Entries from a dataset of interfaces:
----

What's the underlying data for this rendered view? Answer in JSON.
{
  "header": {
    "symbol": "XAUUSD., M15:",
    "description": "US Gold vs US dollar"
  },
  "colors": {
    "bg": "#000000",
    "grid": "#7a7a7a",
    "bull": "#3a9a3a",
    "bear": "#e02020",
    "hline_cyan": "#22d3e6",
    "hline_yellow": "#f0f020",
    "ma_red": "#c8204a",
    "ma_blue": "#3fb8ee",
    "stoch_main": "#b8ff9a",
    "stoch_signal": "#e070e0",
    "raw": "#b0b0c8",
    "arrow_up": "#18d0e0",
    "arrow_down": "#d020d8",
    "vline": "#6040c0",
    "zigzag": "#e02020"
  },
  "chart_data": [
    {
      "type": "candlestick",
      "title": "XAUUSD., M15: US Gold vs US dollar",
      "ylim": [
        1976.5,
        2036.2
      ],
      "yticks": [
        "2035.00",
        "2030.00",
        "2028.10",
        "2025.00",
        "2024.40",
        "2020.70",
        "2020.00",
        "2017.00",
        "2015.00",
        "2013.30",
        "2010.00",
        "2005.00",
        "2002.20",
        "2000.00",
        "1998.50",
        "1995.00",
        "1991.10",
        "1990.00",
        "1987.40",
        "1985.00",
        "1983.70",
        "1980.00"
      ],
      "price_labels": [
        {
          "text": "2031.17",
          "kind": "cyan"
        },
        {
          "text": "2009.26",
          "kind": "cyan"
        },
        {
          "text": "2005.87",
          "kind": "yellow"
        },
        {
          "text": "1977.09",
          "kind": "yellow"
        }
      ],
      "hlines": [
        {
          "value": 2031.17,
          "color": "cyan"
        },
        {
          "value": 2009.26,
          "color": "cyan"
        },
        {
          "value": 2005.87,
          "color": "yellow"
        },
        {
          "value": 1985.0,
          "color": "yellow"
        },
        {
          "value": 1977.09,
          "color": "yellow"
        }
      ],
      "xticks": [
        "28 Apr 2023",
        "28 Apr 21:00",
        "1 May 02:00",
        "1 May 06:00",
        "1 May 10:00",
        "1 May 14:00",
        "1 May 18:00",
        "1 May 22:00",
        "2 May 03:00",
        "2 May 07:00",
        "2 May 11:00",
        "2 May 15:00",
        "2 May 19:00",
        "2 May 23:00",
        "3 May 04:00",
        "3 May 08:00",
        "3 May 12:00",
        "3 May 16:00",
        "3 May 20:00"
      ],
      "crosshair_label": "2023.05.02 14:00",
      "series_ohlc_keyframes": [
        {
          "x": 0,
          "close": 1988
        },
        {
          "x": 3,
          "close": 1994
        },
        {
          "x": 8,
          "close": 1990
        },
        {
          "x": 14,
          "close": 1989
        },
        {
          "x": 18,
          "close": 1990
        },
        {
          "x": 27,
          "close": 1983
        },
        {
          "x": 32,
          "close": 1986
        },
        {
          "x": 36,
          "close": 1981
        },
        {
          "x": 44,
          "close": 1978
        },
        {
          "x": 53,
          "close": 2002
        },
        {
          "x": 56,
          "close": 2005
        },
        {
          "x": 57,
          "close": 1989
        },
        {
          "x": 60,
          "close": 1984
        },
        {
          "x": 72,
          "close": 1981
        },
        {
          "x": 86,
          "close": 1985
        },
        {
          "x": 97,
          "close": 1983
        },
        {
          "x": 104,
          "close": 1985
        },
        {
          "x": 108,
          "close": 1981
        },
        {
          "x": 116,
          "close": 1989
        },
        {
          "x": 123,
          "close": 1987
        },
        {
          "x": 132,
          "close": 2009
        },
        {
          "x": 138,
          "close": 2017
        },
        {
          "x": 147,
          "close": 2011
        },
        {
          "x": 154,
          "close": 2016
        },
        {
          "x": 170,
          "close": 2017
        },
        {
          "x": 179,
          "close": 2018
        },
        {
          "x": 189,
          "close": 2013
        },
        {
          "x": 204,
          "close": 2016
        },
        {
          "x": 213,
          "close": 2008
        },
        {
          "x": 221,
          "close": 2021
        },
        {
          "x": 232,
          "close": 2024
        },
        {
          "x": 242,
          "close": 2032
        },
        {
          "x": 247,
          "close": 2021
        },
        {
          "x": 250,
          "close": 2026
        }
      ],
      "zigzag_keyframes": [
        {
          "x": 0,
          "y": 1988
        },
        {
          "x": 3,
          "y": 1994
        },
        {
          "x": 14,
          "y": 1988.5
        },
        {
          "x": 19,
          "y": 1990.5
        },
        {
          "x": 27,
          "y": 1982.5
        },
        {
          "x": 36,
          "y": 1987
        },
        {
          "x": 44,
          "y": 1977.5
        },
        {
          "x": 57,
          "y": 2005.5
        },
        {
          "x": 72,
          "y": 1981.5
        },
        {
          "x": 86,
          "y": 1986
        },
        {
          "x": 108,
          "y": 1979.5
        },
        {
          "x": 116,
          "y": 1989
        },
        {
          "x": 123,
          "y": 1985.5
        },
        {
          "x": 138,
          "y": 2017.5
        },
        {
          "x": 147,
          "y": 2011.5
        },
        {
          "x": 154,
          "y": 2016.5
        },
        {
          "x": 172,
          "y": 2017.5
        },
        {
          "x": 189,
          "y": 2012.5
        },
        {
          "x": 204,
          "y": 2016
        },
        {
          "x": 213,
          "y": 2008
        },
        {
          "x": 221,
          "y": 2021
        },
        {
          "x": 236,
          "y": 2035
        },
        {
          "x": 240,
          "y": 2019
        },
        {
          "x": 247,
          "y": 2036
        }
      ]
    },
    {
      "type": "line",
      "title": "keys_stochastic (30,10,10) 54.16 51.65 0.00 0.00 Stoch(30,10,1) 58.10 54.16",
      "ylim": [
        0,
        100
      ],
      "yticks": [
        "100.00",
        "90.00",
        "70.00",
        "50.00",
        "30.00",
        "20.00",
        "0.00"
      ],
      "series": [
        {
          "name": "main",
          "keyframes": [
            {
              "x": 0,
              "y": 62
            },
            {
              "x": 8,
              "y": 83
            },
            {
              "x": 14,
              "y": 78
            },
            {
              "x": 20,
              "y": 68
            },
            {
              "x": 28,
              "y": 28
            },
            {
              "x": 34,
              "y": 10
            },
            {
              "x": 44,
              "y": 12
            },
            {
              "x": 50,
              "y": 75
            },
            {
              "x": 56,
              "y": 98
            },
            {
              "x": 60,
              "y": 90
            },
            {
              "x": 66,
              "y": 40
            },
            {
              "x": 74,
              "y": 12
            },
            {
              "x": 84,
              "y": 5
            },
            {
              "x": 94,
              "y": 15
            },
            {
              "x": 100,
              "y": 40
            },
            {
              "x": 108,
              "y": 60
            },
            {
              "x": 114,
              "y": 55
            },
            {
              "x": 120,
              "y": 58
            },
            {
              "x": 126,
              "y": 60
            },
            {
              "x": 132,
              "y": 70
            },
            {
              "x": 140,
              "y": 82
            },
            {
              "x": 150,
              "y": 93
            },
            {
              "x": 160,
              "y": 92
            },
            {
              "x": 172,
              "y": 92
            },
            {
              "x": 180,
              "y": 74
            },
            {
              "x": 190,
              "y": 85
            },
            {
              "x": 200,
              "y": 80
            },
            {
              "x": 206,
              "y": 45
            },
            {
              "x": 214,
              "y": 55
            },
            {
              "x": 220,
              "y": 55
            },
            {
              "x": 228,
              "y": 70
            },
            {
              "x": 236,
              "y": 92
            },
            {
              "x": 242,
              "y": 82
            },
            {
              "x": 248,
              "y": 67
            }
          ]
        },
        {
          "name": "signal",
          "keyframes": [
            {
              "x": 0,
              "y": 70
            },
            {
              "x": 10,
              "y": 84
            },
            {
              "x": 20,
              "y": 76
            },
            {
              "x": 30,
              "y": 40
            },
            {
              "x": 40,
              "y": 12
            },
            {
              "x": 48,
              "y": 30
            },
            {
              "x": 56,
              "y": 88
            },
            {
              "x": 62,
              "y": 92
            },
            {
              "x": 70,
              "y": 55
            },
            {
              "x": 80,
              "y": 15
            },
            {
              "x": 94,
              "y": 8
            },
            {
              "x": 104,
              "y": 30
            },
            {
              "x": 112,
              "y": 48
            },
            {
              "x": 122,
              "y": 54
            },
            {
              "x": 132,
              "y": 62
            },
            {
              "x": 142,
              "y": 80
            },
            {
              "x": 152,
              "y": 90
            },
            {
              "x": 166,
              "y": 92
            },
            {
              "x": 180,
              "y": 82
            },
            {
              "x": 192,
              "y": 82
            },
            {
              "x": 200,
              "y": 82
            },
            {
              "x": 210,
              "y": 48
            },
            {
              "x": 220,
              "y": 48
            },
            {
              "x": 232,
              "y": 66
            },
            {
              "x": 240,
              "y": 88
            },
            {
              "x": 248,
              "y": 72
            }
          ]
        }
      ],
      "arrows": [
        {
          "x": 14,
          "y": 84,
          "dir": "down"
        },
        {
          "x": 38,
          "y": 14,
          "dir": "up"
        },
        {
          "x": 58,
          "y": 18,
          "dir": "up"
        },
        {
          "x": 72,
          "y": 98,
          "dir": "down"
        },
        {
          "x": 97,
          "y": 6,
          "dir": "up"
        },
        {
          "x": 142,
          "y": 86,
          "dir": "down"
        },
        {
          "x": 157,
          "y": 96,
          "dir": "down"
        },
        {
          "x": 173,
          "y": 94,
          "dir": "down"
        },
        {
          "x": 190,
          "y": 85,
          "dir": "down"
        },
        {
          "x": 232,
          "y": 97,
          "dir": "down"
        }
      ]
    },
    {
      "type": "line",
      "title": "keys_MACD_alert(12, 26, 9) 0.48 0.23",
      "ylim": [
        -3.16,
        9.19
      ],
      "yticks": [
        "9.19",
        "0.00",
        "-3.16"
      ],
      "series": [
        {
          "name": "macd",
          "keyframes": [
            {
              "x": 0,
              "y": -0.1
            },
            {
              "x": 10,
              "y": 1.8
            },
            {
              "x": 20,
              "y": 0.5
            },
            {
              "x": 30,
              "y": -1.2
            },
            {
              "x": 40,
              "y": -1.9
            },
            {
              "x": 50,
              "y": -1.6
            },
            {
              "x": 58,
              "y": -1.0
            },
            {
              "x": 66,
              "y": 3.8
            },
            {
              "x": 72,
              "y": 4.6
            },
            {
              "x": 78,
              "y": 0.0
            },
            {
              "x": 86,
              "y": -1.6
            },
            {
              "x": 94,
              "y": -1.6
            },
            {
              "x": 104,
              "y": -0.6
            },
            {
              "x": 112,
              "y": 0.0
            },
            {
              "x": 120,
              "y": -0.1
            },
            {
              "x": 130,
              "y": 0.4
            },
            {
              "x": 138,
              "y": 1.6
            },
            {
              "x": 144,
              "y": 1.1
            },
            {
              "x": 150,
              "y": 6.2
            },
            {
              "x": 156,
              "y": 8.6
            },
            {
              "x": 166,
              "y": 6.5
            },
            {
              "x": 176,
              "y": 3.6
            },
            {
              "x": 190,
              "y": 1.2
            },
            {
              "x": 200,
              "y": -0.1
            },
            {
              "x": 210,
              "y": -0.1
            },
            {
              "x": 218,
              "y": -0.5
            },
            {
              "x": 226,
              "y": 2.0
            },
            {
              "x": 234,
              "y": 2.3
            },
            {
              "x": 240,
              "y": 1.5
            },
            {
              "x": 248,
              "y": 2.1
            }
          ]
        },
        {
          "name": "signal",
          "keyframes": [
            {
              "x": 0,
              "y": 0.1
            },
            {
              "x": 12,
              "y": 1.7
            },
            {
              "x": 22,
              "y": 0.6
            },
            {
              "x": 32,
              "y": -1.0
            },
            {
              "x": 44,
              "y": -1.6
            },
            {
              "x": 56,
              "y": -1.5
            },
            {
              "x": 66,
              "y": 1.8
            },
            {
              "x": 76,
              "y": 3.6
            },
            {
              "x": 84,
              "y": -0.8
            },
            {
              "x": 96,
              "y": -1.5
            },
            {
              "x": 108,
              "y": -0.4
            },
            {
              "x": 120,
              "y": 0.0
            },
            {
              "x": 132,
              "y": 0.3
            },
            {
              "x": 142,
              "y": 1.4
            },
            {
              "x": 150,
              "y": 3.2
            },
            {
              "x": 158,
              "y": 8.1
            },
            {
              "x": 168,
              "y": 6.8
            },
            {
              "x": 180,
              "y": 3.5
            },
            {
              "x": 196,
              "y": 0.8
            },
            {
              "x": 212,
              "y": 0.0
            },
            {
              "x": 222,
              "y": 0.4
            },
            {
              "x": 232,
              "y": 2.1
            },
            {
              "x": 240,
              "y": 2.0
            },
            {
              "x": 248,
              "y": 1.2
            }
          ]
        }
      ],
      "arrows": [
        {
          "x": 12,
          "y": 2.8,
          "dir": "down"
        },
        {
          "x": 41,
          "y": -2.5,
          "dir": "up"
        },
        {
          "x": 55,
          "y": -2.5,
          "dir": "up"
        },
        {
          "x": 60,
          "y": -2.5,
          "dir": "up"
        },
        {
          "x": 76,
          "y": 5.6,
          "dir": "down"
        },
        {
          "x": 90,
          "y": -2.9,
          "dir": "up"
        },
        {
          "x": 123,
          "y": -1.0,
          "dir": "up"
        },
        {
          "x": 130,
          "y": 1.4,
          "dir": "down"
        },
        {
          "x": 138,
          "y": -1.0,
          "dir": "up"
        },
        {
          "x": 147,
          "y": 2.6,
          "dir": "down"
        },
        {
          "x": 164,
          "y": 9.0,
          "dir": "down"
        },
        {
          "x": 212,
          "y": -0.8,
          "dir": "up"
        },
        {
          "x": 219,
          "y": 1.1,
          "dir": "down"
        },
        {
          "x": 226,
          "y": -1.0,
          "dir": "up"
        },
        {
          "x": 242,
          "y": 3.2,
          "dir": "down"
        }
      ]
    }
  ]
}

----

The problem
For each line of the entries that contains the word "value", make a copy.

Expected answer
          "value": 2031.17,
          "value": 2009.26,
          "value": 2005.87,
          "value": 1985.0,
          "value": 1977.09,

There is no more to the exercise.